The livelihoods of over 2.4 billion people depend directly or indirectly on forests for the generation of cash and non-cash income, providing a wide range of social, economic, cultural, spiritual and environmental benefits for local communities. Beyond the wide range of products and services forests and trees provide, their significant contributions to rural livelihoods and alleviation of hunger and poverty make it a must to have a people-centred approach to forestry. Recognizing local people as key forest stakeholders and promoting their involvement in decision-making and sustainable management of forests, generates positive outcomes for livelihoods, rural development and forest conservation.
FAO has over the years spearheaded the concept of community-based forestry as key element in achieving social, economic and environmental objectives to sustainable forest management. This support includes decades of strengthening capacities in countries for ensuring participation of key stakeholders in sustainable forest management.
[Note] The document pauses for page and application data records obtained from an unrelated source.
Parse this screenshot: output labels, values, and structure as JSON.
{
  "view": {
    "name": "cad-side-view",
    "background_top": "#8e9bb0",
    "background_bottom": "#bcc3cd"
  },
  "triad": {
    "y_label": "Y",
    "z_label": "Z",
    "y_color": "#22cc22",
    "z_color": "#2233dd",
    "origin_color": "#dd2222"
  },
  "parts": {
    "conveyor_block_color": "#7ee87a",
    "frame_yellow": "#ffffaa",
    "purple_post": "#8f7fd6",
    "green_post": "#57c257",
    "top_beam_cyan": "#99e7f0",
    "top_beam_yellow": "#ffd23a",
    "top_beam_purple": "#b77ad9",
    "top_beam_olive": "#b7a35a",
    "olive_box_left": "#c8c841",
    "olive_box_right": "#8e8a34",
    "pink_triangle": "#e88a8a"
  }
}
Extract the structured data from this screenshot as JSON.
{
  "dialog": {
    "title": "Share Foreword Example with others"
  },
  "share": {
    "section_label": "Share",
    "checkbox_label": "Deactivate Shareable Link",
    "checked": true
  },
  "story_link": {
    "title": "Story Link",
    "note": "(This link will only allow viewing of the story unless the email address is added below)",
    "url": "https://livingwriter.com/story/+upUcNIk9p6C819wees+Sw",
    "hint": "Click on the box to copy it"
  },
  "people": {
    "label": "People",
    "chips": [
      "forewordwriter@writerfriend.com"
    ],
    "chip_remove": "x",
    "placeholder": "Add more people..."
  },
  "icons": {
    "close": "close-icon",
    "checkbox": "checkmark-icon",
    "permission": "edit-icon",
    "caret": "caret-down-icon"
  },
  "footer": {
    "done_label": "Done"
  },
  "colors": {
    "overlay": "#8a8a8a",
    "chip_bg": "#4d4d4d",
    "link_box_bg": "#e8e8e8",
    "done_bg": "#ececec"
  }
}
FAO’s work on community-based forestry aims to deliver on the following outcomes:
Mr. Fred Kafeero